Calculating a Housing Bottom: Volume vs. Price

by: Tim Iacono

Via Jon Lansner over at the Orange County Register, here's an interesting contrast in the outlook for the nation's housing market over the next few years based on two surveys - one from real estate brokers, the other from OC Register readers.

The box in the lower right of the graphic below has been provided by yours truly to neatly summarize the findings. Not surprisingly, those in the business of selling real estate are far more sanguine than are potential home buyers and sellers.

But there is something even more interesting about this data that too few housing market watchers will immediately realize, helping to explain why the results are not all that surprising after all.

Here's the survey:
IMAGE Click to enlargeHow is this data not surprising?

As noted here before on many occasions, sales volume and sales price are two very different components of the housing market and, while home buyers and sellers are more interested in sales price, those in the business of selling real estate are surely more interested in sales volume.

Both surveys simply asked about a "housing bottom".

As a result, both survey results may prove to be correct - realtors forecasting a bottom in sales volume next year and OC Register survey respondents forecasting a bottom in sales price in 2010.

This goes back to one of those Freakonomics stories where, with just a little thought, it should become painfully clear that realtors care a lot more about making the sale than they do about the sale price.

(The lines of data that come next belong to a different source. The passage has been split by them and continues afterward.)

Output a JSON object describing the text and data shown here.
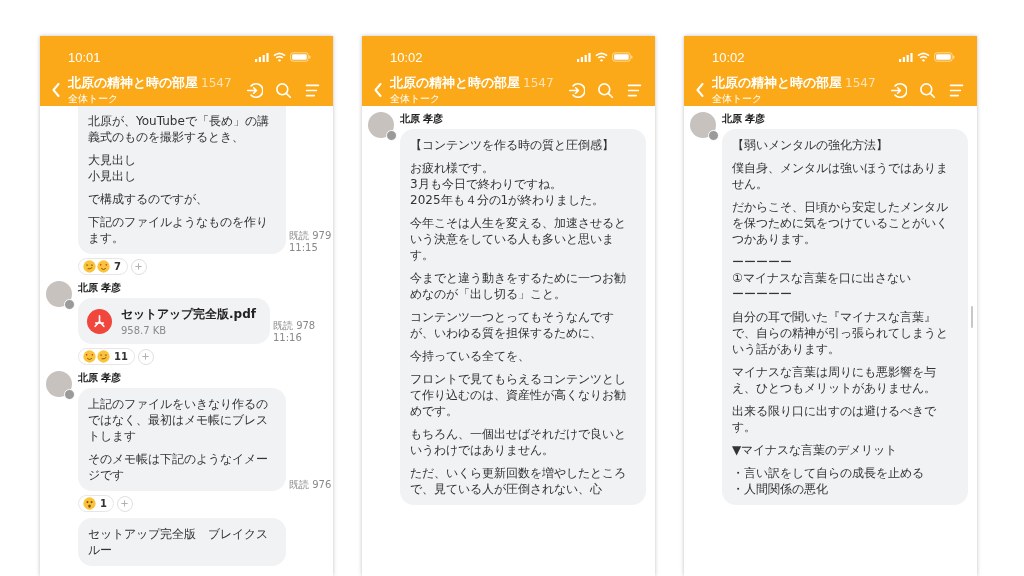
{
  "phones": [
    {
      "status_bar": {
        "time": "10:01"
      },
      "header": {
        "title": "北原の精神と時の部屋",
        "member_count": "1547",
        "subtitle": "全体トーク"
      },
      "messages": [
        {
          "kind": "text",
          "continued": true,
          "paragraphs": [
            [
              "北原が、YouTubeで「長め」の講義式のものを撮影するとき、"
            ],
            [
              "大見出し",
              "小見出し"
            ],
            [
              "で構成するのですが、"
            ],
            [
              "下記のファイルようなものを作ります。"
            ]
          ],
          "read": "既読 979",
          "time": "11:15",
          "reactions": {
            "emojis": [
              {
                "kind": "smirk"
              },
              {
                "kind": "heart_eyes"
              }
            ],
            "count": "7"
          }
        },
        {
          "kind": "file",
          "sender": {
            "name": "北原 孝彦"
          },
          "file_name": "セットアップ完全版.pdf",
          "file_size": "958.7 KB",
          "read": "既読 978",
          "time": "11:16",
          "reactions": {
            "emojis": [
              {
                "kind": "heart_eyes"
              },
              {
                "kind": "smirk"
              }
            ],
            "count": "11"
          }
        },
        {
          "kind": "text",
          "sender": {
            "name": "北原 孝彦"
          },
          "paragraphs": [
            [
              "上記のファイルをいきなり作るのではなく、最初はメモ帳にブレストします"
            ],
            [
              "そのメモ帳は下記のようなイメージです"
            ]
          ],
          "read": "既読 976",
          "reactions": {
            "emojis": [
              {
                "kind": "shocked"
              }
            ],
            "count": "1"
          }
        },
        {
          "kind": "text",
          "paragraphs": [
            [
              "セットアップ完全版　ブレイクスルー"
            ]
          ]
        }
      ]
    },
    {
      "status_bar": {
        "time": "10:02"
      },
      "header": {
        "title": "北原の精神と時の部屋",
        "member_count": "1547",
        "subtitle": "全体トーク"
      },
      "messages": [
        {
          "kind": "text",
          "sender": {
            "name": "北原 孝彦"
          },
          "paragraphs": [
            [
              "【コンテンツを作る時の質と圧倒感】"
            ],
            [
              "お疲れ様です。",
              "3月も今日で終わりですね。",
              "2025年も４分の1が終わりました。"
            ],
            [
              "今年こそは人生を変える、加速させるという決意をしている人も多いと思います。"
            ],
            [
              "今までと違う動きをするために一つお勧めなのが「出し切る」こと。"
            ],
            [
              "コンテンツ一つとってもそうなんですが、いわゆる質を担保するために、"
            ],
            [
              "今持っている全てを、"
            ],
            [
              "フロントで見てもらえるコンテンツとして作り込むのは、資産性が高くなりお勧めです。"
            ],
            [
              "もちろん、一個出せばそれだけで良いというわけではありません。"
            ],
            [
              "ただ、いくら更新回数を増やしたところで、見ている人が圧倒されない、心"
            ]
          ]
        }
      ]
    },
    {
      "status_bar": {
        "time": "10:02"
      },
      "header": {
        "title": "北原の精神と時の部屋",
        "member_count": "1547",
        "subtitle": "全体トーク"
      },
      "scrollbar": true,
      "messages": [
        {
          "kind": "text",
          "sender": {
            "name": "北原 孝彦"
          },
          "paragraphs": [
            [
              "【弱いメンタルの強化方法】"
            ],
            [
              "僕自身、メンタルは強いほうではありません。"
            ],
            [
              "だからこそ、日頃から安定したメンタルを保つために気をつけていることがいくつかあります。"
            ],
            [
              "ーーーーー",
              "①マイナスな言葉を口に出さない",
              "ーーーーー"
            ],
            [
              "自分の耳で聞いた『マイナスな言葉』で、自らの精神が引っ張られてしまうという話があります。"
            ],
            [
              "マイナスな言葉は周りにも悪影響を与え、ひとつもメリットがありません。"
            ],
            [
              "出来る限り口に出すのは避けるべきです。"
            ],
            [
              "▼マイナスな言葉のデメリット"
            ],
            [
              "・言い訳をして自らの成長を止める",
              "・人間関係の悪化"
            ]
          ]
        }
      ]
    }
  ]
}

For example if a $300,000 home is sold through a realtor, a six percent commission would result in $18,000 to be divvied up between the agents and brokers for the buyer and seller. If the sale is not made, the commission is zero. Whether the sale price is a little higher or lower has no significant impact on the commission amount, relatively speaking. What's important is that the sale is made.

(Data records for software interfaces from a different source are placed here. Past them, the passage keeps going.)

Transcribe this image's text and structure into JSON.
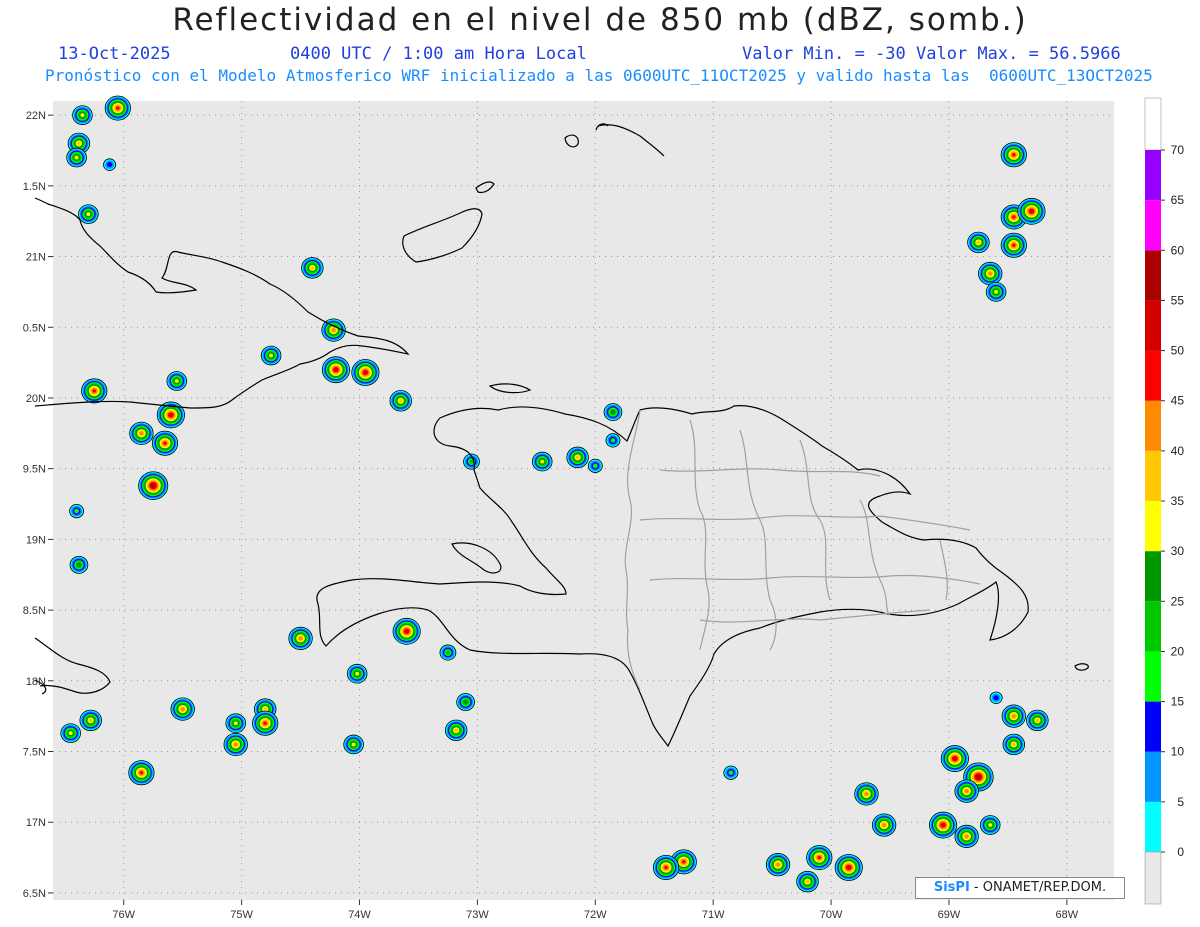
{
  "header": {
    "title": "Reflectividad en el nivel de 850 mb (dBZ, somb.)",
    "date": "13-Oct-2025",
    "time": "0400 UTC / 1:00 am Hora Local",
    "min_label": "Valor Min. = -30",
    "max_label": "Valor Max. = 56.5966",
    "forecast": "Pronóstico con el Modelo Atmosferico WRF inicializado a las 0600UTC_11OCT2025 y valido hasta las  0600UTC_13OCT2025"
  },
  "credit": {
    "logo": "SisPI",
    "text": " - ONAMET/REP.DOM."
  },
  "colors": {
    "map_background": "#e8e8e8",
    "coastline": "#000000",
    "province_border": "#a0a0a0",
    "grid": "#999999"
  },
  "chart_data": {
    "type": "heatmap",
    "title": "Reflectividad en el nivel de 850 mb (dBZ, somb.)",
    "xlim": [
      -76.6,
      -67.6
    ],
    "ylim": [
      16.45,
      22.1
    ],
    "x_ticks": [
      {
        "value": -76,
        "label": "76W"
      },
      {
        "value": -75,
        "label": "75W"
      },
      {
        "value": -74,
        "label": "74W"
      },
      {
        "value": -73,
        "label": "73W"
      },
      {
        "value": -72,
        "label": "72W"
      },
      {
        "value": -71,
        "label": "71W"
      },
      {
        "value": -70,
        "label": "70W"
      },
      {
        "value": -69,
        "label": "69W"
      },
      {
        "value": -68,
        "label": "68W"
      }
    ],
    "y_ticks": [
      {
        "value": 22,
        "label": "22N"
      },
      {
        "value": 21.5,
        "label": "1.5N"
      },
      {
        "value": 21,
        "label": "21N"
      },
      {
        "value": 20.5,
        "label": "0.5N"
      },
      {
        "value": 20,
        "label": "20N"
      },
      {
        "value": 19.5,
        "label": "9.5N"
      },
      {
        "value": 19,
        "label": "19N"
      },
      {
        "value": 18.5,
        "label": "8.5N"
      },
      {
        "value": 18,
        "label": "18N"
      },
      {
        "value": 17.5,
        "label": "7.5N"
      },
      {
        "value": 17,
        "label": "17N"
      },
      {
        "value": 16.5,
        "label": "6.5N"
      }
    ],
    "grid": true,
    "colorbar": {
      "levels": [
        0,
        5,
        10,
        15,
        20,
        25,
        30,
        35,
        40,
        45,
        50,
        55,
        60,
        65,
        70
      ],
      "colors": [
        "#00ffff",
        "#0096ff",
        "#0000ff",
        "#00ff00",
        "#00c800",
        "#009600",
        "#ffff00",
        "#ffc800",
        "#ff8c00",
        "#ff0000",
        "#d40000",
        "#aa0000",
        "#ff00ff",
        "#9600ff"
      ],
      "below_color": "#e8e8e8",
      "above_color": "#ffffff"
    },
    "cells": [
      {
        "lon": -76.35,
        "lat": 22.0,
        "dbz": 30
      },
      {
        "lon": -76.38,
        "lat": 21.8,
        "dbz": 35
      },
      {
        "lon": -76.4,
        "lat": 21.7,
        "dbz": 30
      },
      {
        "lon": -76.12,
        "lat": 21.65,
        "dbz": 10
      },
      {
        "lon": -76.3,
        "lat": 21.3,
        "dbz": 30
      },
      {
        "lon": -76.05,
        "lat": 22.05,
        "dbz": 45
      },
      {
        "lon": -74.4,
        "lat": 20.92,
        "dbz": 35
      },
      {
        "lon": -74.22,
        "lat": 20.48,
        "dbz": 40
      },
      {
        "lon": -73.95,
        "lat": 20.18,
        "dbz": 50
      },
      {
        "lon": -74.2,
        "lat": 20.2,
        "dbz": 50
      },
      {
        "lon": -74.75,
        "lat": 20.3,
        "dbz": 30
      },
      {
        "lon": -75.55,
        "lat": 20.12,
        "dbz": 30
      },
      {
        "lon": -75.6,
        "lat": 19.88,
        "dbz": 50
      },
      {
        "lon": -75.85,
        "lat": 19.75,
        "dbz": 40
      },
      {
        "lon": -75.65,
        "lat": 19.68,
        "dbz": 45
      },
      {
        "lon": -75.75,
        "lat": 19.38,
        "dbz": 55
      },
      {
        "lon": -76.25,
        "lat": 20.05,
        "dbz": 45
      },
      {
        "lon": -76.4,
        "lat": 19.2,
        "dbz": 15
      },
      {
        "lon": -76.38,
        "lat": 18.82,
        "dbz": 25
      },
      {
        "lon": -73.65,
        "lat": 19.98,
        "dbz": 35
      },
      {
        "lon": -72.45,
        "lat": 19.55,
        "dbz": 30
      },
      {
        "lon": -72.15,
        "lat": 19.58,
        "dbz": 35
      },
      {
        "lon": -72.0,
        "lat": 19.52,
        "dbz": 15
      },
      {
        "lon": -71.85,
        "lat": 19.9,
        "dbz": 25
      },
      {
        "lon": -71.85,
        "lat": 19.7,
        "dbz": 15
      },
      {
        "lon": -73.05,
        "lat": 19.55,
        "dbz": 20
      },
      {
        "lon": -73.6,
        "lat": 18.35,
        "dbz": 50
      },
      {
        "lon": -73.25,
        "lat": 18.2,
        "dbz": 20
      },
      {
        "lon": -74.02,
        "lat": 18.05,
        "dbz": 30
      },
      {
        "lon": -74.5,
        "lat": 18.3,
        "dbz": 40
      },
      {
        "lon": -76.28,
        "lat": 17.72,
        "dbz": 35
      },
      {
        "lon": -76.45,
        "lat": 17.63,
        "dbz": 30
      },
      {
        "lon": -75.85,
        "lat": 17.35,
        "dbz": 45
      },
      {
        "lon": -75.5,
        "lat": 17.8,
        "dbz": 40
      },
      {
        "lon": -75.05,
        "lat": 17.7,
        "dbz": 30
      },
      {
        "lon": -75.05,
        "lat": 17.55,
        "dbz": 40
      },
      {
        "lon": -74.8,
        "lat": 17.8,
        "dbz": 35
      },
      {
        "lon": -74.8,
        "lat": 17.7,
        "dbz": 45
      },
      {
        "lon": -73.18,
        "lat": 17.65,
        "dbz": 35
      },
      {
        "lon": -73.1,
        "lat": 17.85,
        "dbz": 25
      },
      {
        "lon": -74.05,
        "lat": 17.55,
        "dbz": 30
      },
      {
        "lon": -70.85,
        "lat": 17.35,
        "dbz": 15
      },
      {
        "lon": -71.25,
        "lat": 16.72,
        "dbz": 45
      },
      {
        "lon": -71.4,
        "lat": 16.68,
        "dbz": 45
      },
      {
        "lon": -70.45,
        "lat": 16.7,
        "dbz": 40
      },
      {
        "lon": -70.1,
        "lat": 16.75,
        "dbz": 45
      },
      {
        "lon": -69.85,
        "lat": 16.68,
        "dbz": 50
      },
      {
        "lon": -70.2,
        "lat": 16.58,
        "dbz": 35
      },
      {
        "lon": -69.7,
        "lat": 17.2,
        "dbz": 40
      },
      {
        "lon": -69.55,
        "lat": 16.98,
        "dbz": 40
      },
      {
        "lon": -69.05,
        "lat": 16.98,
        "dbz": 50
      },
      {
        "lon": -68.75,
        "lat": 17.32,
        "dbz": 56
      },
      {
        "lon": -68.95,
        "lat": 17.45,
        "dbz": 50
      },
      {
        "lon": -68.85,
        "lat": 17.22,
        "dbz": 40
      },
      {
        "lon": -68.85,
        "lat": 16.9,
        "dbz": 40
      },
      {
        "lon": -68.65,
        "lat": 16.98,
        "dbz": 30
      },
      {
        "lon": -68.45,
        "lat": 17.75,
        "dbz": 40
      },
      {
        "lon": -68.25,
        "lat": 17.72,
        "dbz": 35
      },
      {
        "lon": -68.45,
        "lat": 17.55,
        "dbz": 35
      },
      {
        "lon": -68.6,
        "lat": 17.88,
        "dbz": 10
      },
      {
        "lon": -68.45,
        "lat": 21.72,
        "dbz": 45
      },
      {
        "lon": -68.45,
        "lat": 21.28,
        "dbz": 45
      },
      {
        "lon": -68.3,
        "lat": 21.32,
        "dbz": 50
      },
      {
        "lon": -68.45,
        "lat": 21.08,
        "dbz": 45
      },
      {
        "lon": -68.65,
        "lat": 20.88,
        "dbz": 40
      },
      {
        "lon": -68.6,
        "lat": 20.75,
        "dbz": 30
      },
      {
        "lon": -68.75,
        "lat": 21.1,
        "dbz": 35
      }
    ]
  }
}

Realtors will naturally think of a "housing bottom" in terms of home sales and the number of commissions they are likely to generate rather than home prices and the size of those commissions.